### Problem to work on
Your reply should hold only the lines from the records below where "アメリカ" occurs.

### Component data from apps and pages
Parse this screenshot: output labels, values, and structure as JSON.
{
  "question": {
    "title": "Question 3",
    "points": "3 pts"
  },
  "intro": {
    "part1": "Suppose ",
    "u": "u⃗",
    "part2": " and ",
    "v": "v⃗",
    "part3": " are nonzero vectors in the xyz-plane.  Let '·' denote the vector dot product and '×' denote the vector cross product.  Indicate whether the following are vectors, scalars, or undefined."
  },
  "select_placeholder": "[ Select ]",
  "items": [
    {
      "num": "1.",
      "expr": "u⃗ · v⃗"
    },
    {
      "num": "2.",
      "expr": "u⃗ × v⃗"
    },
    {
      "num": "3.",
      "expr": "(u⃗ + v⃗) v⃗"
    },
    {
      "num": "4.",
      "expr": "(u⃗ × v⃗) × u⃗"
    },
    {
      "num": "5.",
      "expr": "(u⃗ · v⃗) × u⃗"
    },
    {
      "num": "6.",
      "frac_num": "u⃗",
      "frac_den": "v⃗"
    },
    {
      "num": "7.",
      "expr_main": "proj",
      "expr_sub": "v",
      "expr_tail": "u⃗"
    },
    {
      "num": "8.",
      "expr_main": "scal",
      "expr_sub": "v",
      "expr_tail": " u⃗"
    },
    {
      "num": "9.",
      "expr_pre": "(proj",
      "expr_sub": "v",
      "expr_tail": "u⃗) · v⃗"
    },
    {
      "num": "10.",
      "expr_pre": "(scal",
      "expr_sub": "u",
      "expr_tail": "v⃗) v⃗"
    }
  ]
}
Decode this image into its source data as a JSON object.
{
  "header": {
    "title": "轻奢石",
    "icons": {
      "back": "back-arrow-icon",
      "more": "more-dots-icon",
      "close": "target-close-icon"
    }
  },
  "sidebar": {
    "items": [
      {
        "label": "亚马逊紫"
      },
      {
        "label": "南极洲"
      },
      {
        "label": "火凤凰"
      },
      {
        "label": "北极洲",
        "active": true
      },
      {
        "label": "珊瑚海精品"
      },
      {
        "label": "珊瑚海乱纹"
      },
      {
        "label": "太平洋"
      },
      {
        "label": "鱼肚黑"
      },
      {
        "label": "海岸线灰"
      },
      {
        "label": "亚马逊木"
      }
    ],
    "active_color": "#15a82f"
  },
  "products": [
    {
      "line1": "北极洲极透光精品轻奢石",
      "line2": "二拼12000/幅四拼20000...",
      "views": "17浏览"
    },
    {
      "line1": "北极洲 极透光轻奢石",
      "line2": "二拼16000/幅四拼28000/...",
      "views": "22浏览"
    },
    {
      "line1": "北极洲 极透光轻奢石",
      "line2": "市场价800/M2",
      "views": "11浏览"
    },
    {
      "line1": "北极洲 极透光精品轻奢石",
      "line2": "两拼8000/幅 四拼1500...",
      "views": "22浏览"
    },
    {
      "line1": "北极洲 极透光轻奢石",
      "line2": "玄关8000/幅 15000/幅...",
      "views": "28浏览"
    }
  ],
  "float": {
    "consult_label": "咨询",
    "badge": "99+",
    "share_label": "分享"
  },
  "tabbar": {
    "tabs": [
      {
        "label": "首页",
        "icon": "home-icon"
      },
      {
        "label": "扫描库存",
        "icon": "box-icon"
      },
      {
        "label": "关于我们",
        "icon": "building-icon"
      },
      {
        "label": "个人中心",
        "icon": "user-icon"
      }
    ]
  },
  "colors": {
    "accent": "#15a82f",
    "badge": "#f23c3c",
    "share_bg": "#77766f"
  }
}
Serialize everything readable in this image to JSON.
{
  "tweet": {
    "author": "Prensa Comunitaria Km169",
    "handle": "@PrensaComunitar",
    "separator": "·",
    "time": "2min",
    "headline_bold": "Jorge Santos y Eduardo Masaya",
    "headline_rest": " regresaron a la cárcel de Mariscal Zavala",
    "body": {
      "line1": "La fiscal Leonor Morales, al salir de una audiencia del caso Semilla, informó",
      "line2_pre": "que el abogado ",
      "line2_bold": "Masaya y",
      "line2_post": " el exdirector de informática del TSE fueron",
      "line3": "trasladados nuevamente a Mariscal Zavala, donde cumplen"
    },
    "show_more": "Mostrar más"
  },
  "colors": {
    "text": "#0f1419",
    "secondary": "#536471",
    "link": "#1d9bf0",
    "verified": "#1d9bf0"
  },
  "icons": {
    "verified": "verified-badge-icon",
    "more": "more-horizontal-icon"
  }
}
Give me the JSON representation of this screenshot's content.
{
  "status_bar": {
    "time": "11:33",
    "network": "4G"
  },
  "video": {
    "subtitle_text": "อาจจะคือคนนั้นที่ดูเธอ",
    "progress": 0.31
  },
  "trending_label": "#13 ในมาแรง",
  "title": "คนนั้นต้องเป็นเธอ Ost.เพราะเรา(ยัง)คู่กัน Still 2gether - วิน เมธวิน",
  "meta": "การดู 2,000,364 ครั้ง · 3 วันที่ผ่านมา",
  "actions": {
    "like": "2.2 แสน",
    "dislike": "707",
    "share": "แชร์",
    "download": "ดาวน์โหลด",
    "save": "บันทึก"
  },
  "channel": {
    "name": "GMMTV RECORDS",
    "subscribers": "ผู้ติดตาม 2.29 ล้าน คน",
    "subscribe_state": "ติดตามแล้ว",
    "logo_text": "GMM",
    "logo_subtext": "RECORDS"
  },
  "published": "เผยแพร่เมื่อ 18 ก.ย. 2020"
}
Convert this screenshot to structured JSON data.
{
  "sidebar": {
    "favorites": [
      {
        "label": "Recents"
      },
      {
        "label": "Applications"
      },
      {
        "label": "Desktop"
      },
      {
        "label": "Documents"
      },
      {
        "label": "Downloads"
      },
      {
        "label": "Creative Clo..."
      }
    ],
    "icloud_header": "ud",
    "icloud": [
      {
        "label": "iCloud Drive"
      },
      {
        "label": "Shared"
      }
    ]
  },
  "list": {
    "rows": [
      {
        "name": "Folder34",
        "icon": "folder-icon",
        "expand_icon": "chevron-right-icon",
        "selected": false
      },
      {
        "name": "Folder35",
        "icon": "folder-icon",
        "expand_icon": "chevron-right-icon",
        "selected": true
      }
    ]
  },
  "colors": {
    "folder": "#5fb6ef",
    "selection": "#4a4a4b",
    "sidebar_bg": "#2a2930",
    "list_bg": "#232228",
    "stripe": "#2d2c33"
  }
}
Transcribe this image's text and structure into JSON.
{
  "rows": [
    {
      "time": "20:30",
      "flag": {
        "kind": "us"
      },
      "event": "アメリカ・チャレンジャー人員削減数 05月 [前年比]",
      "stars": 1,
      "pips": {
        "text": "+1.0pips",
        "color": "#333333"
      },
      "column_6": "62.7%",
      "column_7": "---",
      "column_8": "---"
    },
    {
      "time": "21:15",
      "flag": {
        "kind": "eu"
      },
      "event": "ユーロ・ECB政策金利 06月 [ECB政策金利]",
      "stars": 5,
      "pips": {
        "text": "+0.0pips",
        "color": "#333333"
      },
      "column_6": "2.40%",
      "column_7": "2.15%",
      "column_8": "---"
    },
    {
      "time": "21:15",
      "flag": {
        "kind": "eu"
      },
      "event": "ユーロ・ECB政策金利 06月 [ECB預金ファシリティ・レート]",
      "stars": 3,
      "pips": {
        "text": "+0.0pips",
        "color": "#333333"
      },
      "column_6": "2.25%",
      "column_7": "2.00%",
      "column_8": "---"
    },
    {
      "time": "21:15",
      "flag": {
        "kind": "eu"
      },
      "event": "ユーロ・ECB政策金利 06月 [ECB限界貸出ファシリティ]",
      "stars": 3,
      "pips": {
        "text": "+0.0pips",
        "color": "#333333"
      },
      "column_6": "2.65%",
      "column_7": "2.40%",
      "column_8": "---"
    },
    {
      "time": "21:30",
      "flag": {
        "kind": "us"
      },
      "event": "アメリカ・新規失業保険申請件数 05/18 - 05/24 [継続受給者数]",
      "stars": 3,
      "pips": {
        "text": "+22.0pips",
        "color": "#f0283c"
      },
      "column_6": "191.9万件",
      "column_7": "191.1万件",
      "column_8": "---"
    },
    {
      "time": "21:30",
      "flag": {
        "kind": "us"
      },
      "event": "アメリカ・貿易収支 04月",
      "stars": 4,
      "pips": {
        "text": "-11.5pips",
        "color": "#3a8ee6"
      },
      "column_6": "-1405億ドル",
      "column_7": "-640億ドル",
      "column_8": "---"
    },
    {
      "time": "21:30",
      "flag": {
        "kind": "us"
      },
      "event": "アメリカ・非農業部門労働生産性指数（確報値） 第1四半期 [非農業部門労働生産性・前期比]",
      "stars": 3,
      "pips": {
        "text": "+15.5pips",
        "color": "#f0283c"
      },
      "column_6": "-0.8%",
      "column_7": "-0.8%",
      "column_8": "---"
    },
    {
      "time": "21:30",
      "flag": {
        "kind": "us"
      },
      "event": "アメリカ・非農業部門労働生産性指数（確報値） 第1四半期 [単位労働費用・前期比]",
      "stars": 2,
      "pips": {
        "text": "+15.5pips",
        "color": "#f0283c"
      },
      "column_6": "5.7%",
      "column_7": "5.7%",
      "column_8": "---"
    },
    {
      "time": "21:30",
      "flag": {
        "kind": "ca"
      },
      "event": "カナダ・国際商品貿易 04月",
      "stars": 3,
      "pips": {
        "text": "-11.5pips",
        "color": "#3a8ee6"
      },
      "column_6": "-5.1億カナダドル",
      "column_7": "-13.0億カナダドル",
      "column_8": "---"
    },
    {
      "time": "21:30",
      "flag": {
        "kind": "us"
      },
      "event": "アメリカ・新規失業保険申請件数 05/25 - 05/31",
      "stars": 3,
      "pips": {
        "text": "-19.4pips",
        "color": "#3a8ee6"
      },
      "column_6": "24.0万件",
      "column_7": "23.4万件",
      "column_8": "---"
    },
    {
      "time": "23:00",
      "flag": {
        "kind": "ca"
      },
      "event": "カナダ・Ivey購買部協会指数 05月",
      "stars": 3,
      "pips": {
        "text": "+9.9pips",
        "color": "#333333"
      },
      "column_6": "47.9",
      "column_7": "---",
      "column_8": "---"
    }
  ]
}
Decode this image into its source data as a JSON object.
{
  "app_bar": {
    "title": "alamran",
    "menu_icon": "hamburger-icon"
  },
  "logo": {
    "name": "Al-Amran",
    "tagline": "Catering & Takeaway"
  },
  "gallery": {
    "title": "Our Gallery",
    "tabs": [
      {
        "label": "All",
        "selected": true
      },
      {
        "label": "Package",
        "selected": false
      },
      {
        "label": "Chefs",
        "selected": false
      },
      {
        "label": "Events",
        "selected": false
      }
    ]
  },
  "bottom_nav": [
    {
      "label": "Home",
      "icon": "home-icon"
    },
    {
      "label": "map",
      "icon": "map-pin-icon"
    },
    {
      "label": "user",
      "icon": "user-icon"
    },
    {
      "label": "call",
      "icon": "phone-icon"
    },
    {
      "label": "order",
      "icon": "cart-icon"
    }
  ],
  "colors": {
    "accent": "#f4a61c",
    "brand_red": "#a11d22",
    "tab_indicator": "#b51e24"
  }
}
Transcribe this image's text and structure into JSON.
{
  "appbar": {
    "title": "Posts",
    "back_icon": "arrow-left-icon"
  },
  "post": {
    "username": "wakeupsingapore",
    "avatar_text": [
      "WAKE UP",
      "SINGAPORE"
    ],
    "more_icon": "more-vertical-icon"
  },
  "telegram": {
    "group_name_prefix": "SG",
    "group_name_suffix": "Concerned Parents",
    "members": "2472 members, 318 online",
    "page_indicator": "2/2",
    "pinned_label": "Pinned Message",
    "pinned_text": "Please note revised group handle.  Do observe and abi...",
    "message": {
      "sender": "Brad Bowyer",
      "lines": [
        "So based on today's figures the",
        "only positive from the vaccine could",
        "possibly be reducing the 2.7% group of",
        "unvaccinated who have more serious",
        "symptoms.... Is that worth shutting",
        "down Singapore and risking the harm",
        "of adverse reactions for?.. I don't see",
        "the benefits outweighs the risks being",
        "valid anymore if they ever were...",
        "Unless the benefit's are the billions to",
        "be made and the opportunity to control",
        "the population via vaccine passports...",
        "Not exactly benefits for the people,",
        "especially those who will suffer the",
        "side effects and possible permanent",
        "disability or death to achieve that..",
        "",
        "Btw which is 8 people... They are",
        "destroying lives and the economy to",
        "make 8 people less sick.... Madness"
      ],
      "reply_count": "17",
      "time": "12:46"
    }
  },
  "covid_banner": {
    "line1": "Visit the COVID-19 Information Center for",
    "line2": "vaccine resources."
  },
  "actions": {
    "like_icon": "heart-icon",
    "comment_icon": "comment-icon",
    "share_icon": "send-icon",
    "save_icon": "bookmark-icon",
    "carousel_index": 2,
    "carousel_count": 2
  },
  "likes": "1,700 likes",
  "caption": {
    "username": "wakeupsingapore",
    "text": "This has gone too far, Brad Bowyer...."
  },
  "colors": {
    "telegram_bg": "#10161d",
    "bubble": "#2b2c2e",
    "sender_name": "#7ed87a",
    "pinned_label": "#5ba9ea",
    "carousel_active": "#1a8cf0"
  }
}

### Task output
      "event": "アメリカ・チャレンジャー人員削減数 05月 [前年比]",
      "event": "アメリカ・新規失業保険申請件数 05/18 - 05/24 [継続受給者数]",
      "event": "アメリカ・貿易収支 04月",
      "event": "アメリカ・非農業部門労働生産性指数（確報値） 第1四半期 [非農業部門労働生産性・前期比]",
      "event": "アメリカ・非農業部門労働生産性指数（確報値） 第1四半期 [単位労働費用・前期比]",
      "event": "アメリカ・新規失業保険申請件数 05/25 - 05/31",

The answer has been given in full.